TCEC Season 16 League 1 Game 88 – Stoofvlees-ScorpioNN
|Game||Season 16, League 1, Game 88|
|Links|| TCEC archive|
Stoofvlees played as white against ScorpioNN. White made an early exchange sacrifice, giving up a rook for a bishop and a pawn and some space advantage. White utilized the positional advantage with better pawns to keep the black rooks constrained. Stoofvlees showed that in such positions, piece versatility can be more important than their raw power.
|Position after 11. Nd4|
1. Nf3 Nf6 2. c4 g6 3. d4 Bg7 4. g3 O-O 5. Bg2 d6 6. Nc3 Nc6
End of the opening book.
7. O-O Bf5 8. d5 Na5 9. b3
White offers an exchange. While the position after 8... Na5 has been seen in a fair number of GM games, 9. b3 is a move with practically no games. Instead, the games have usually continued with either 9. Nd4 and 9. Nd2.
9... Ne4 10. Nxe4 Bxa1 11. Nd4 (diagram)
A key move to follow up the exchange sacrifice, which forces a favorable continuation for white. Black has two options:
- Either black must exchange the dark square bishop by 11... Bxd4. This would weaken the control of the important dark squares, and particularly the a1-h8 diagonal; or
- Black must drive the knight on d4 away with c5, allowing white to close the queenside files to constrain the black rooks.
Black chooses the second option.
|Position after 35. Ne6|
11... Bxe4 12. Bxe4 c5
The battle now continues by black trying to open the b and e files for the rooks, and white trying to contain black's attempts.
13. Nf3 Bg7 14. h4 b5 15. cxb5 Qd7 16. Bd3 Rac8 17. Qc2 e6 18. e4 exd5 19. exd5 Qc7 20. Be2 Rfe8 21. Be3 Bd4 22. Bh6 Bg7 23. Bxg7 Kxg7 24. h5
The h-pawn is now brought in the attack, which is a typical plan for NN engines.
24... Nb7 25. Kg2 Kg8 26. Rh1 Qe7 27. Bc4
Black has managed to force the white bishop in a passive square, as maintaining the pawn structure is of importance for white. But given an opportunity, white also has the queen-side passed pawn potential with moves such as a4, which makes it difficult for black to activate the knight.
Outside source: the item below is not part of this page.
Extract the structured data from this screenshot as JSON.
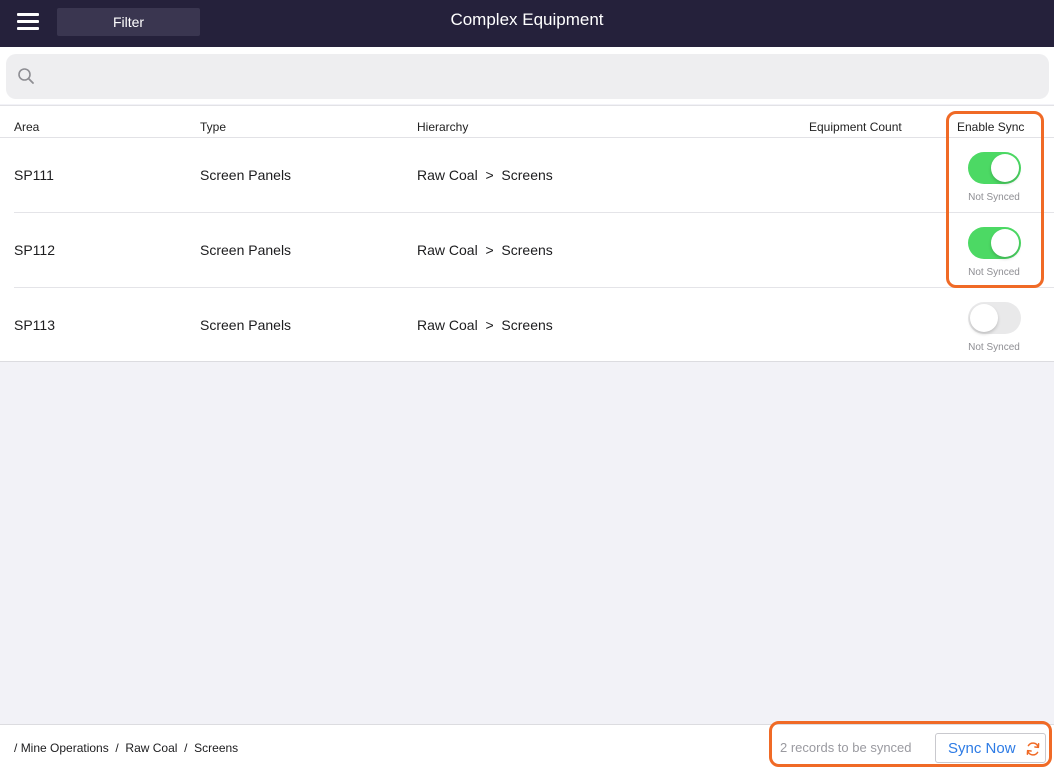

27... f5 28. Qc1 Qf6 29. Qh6 Qg7 30. Qf4 Qf6 31. hxg6 hxg6 32. Ng5 Re7 33. Rh6 Rce8 34. g4 Rg7 35. Ne6 (diagram)
White continues to control black's access to open files by putting the knight on e6. The knight is also a powerful attacking piece and is difficult to challenge directly. If taken, white would get a strong passed pawn on e6 protected by the bishop in return.
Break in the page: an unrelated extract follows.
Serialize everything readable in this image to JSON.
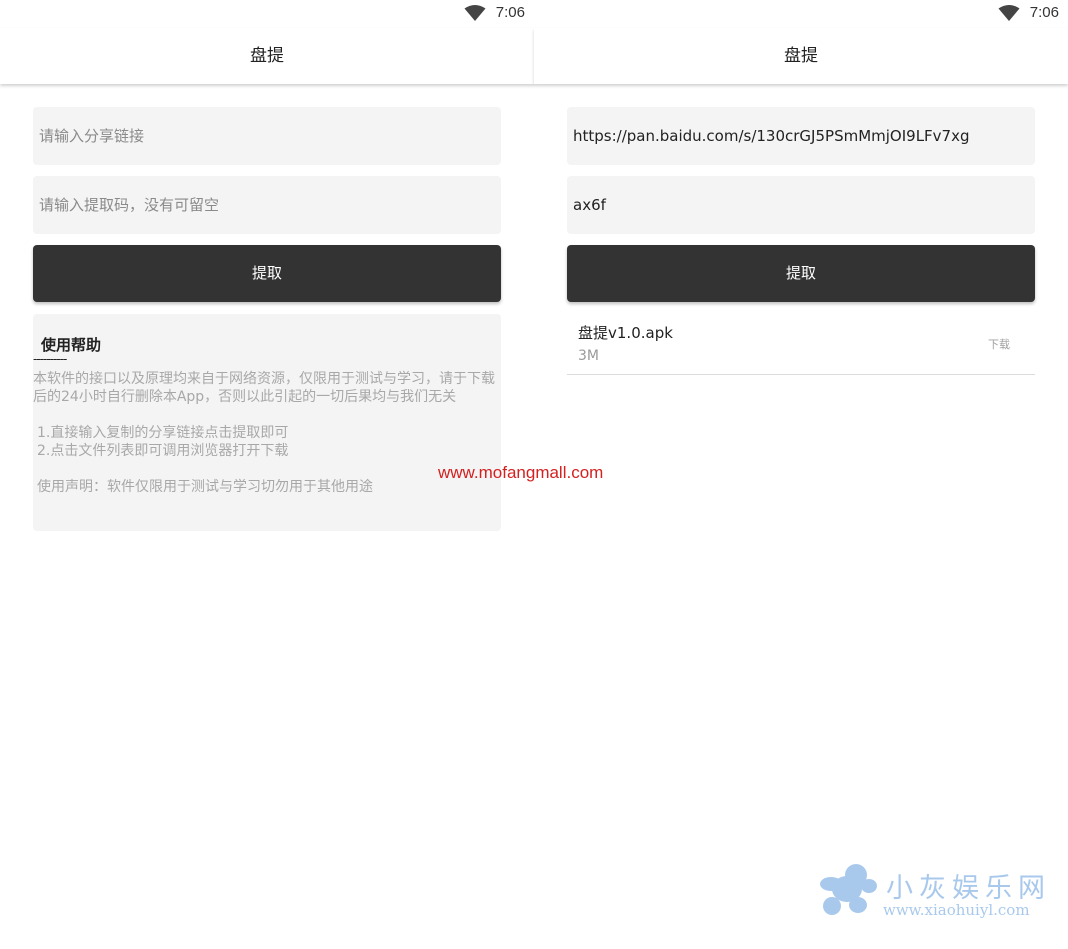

|Position after 48. a4|
35... Rh7 36. gxf5 Qxf5 37. Qxf5 gxf5 38. Rf6 Rf7 39. Rg6+ Kh8 40. Kf3 Rg8 41. Rh6+ Rh7 42. Rf6 Nd8 43. Rxf5 Nf7 44. Ke2 Rg1 45. Bd3 Kg8 46. Rf6 Rh6 47. Rxh6 Nxh6 48. a4 (diagram)
After the position has been simplified favorably, white is ready to start advancing the queen-side pawns and the f-pawn. Black does not have his own passed pawns to provide sufficient counterplay, and ultimately, cannot stop the white pawns from winning the game. The rest is technique.
48... Nf7 49. f4 Rg2+ 50. Kf3 Rd2 51. Bc4 Kh7 52. Nf8+ Kg7 53. Nd7 Rh2 54. Nb8 Rh3+ 55. Kg2 Rh8 56. Nc6 Kf6 57. Nxa7 Kf5 58. b6 Rb8 59. Nc6 Rh8 60. b7 Rh5 61. b8=Q Kxf4 62. Qc7 Rg5+ 63. Kf2 Rf5 64. Bd3 Ne5 65. Bxf5 Kg5 66. Qxd6 Kxf5 67. Qxe5+ Kg6 68. Qe6+ Kg5 69. Kg3 1-0
- Lichess Masters database, https://lichess.org/N738zNVV#16